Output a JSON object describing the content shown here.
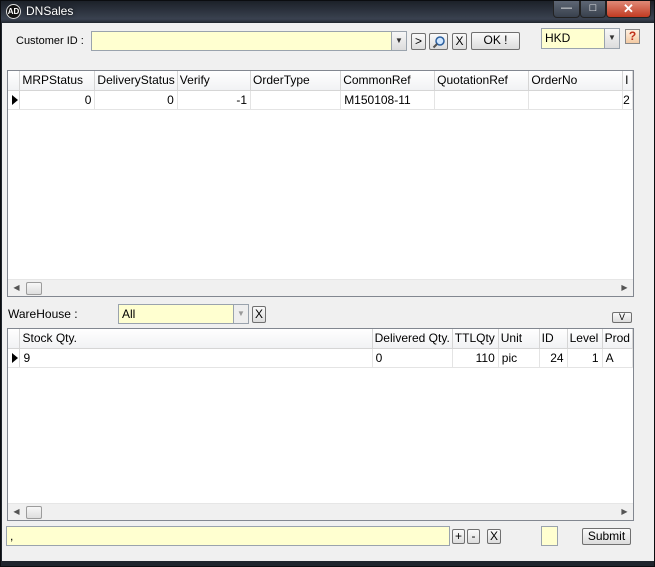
{
  "window": {
    "title": "DNSales",
    "app_icon_text": "AD",
    "minimize_icon": "minimize-icon",
    "maximize_icon": "maximize-icon",
    "close_icon": "close-icon"
  },
  "header": {
    "customer_label": "Customer ID :",
    "customer_value": "",
    "next_label": ">",
    "search_icon": "magnifier-icon",
    "clear_label": "X",
    "ok_label": "OK !",
    "currency": "HKD",
    "help_label": "?"
  },
  "orders_grid": {
    "columns": [
      "MRPStatus",
      "DeliveryStatus",
      "Verify",
      "OrderType",
      "CommonRef",
      "QuotationRef",
      "OrderNo",
      "I"
    ],
    "rows": [
      [
        "0",
        "0",
        "-1",
        "",
        "M150108-11",
        "",
        "",
        "2"
      ]
    ]
  },
  "warehouse": {
    "label": "WareHouse :",
    "value": "All",
    "clear_label": "X",
    "toggle_label": "V"
  },
  "items_grid": {
    "columns": [
      "Stock Qty.",
      "Delivered Qty.",
      "TTLQty",
      "Unit",
      "ID",
      "Level",
      "Prod"
    ],
    "rows": [
      [
        "9",
        "0",
        "110",
        "pic",
        "24",
        "1",
        "A"
      ]
    ]
  },
  "footer": {
    "input_value": ",",
    "plus_label": "+",
    "minus_label": "-",
    "clear_label": "X",
    "submit_label": "Submit"
  }
}
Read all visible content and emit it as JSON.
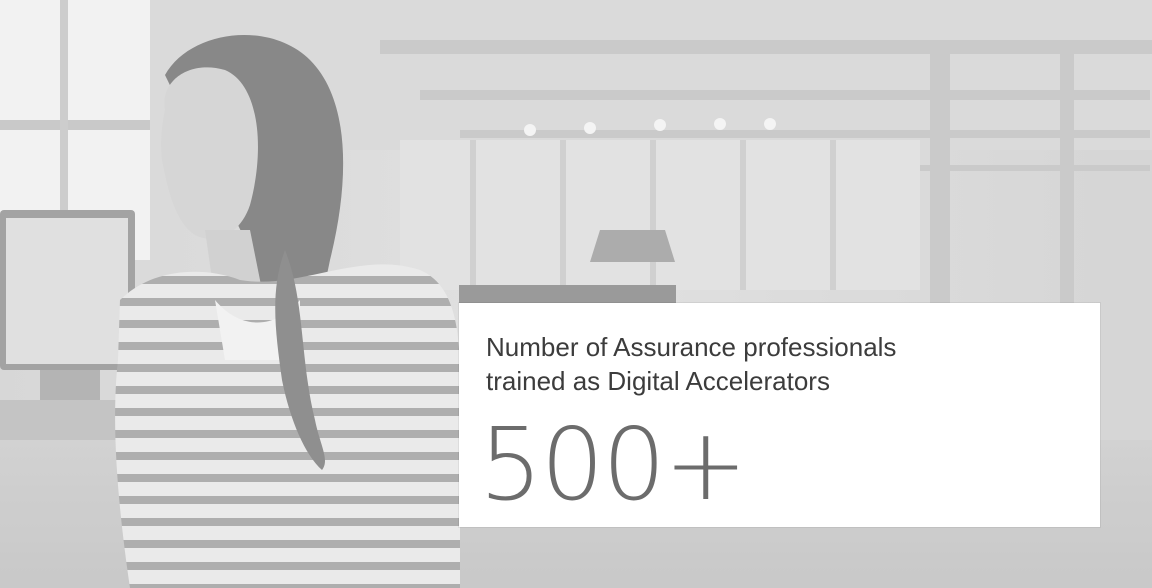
{
  "stat": {
    "label_line1": "Number of Assurance professionals",
    "label_line2": "trained as Digital Accelerators",
    "value": "500+"
  },
  "colors": {
    "background_tint": "#d8d8d8",
    "card": "#ffffff",
    "accent_bar": "#9a9a9a",
    "label_text": "#3c3c3c",
    "value_text": "#6c6c6c"
  }
}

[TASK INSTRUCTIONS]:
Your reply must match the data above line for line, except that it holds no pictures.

[RESULT FOR THIS EXERCISE]:
Output a JSON object describing the content shown here.
{
  "window": {
    "title": "DNSales",
    "app_icon_text": "AD",
    "minimize_icon": "minimize-icon",
    "maximize_icon": "maximize-icon",
    "close_icon": "close-icon"
  },
  "header": {
    "customer_label": "Customer ID :",
    "customer_value": "",
    "next_label": ">",
    "search_icon": "magnifier-icon",
    "clear_label": "X",
    "ok_label": "OK !",
    "currency": "HKD",
    "help_label": "?"
  },
  "orders_grid": {
    "columns": [
      "MRPStatus",
      "DeliveryStatus",
      "Verify",
      "OrderType",
      "CommonRef",
      "QuotationRef",
      "OrderNo",
      "I"
    ],
    "rows": [
      [
        "0",
        "0",
        "-1",
        "",
        "M150108-11",
        "",
        "",
        "2"
      ]
    ]
  },
  "warehouse": {
    "label": "WareHouse :",
    "value": "All",
    "clear_label": "X",
    "toggle_label": "V"
  },
  "items_grid": {
    "columns": [
      "Stock Qty.",
      "Delivered Qty.",
      "TTLQty",
      "Unit",
      "ID",
      "Level",
      "Prod"
    ],
    "rows": [
      [
        "9",
        "0",
        "110",
        "pic",
        "24",
        "1",
        "A"
      ]
    ]
  },
  "footer": {
    "input_value": ",",
    "plus_label": "+",
    "minus_label": "-",
    "clear_label": "X",
    "submit_label": "Submit"
  }
}
Read all visible content and emit it as JSON.
{
  "stat": {
    "label_line1": "Number of Assurance professionals",
    "label_line2": "trained as Digital Accelerators",
    "value": "500+"
  },
  "colors": {
    "background_tint": "#d8d8d8",
    "card": "#ffffff",
    "accent_bar": "#9a9a9a",
    "label_text": "#3c3c3c",
    "value_text": "#6c6c6c"
  }
}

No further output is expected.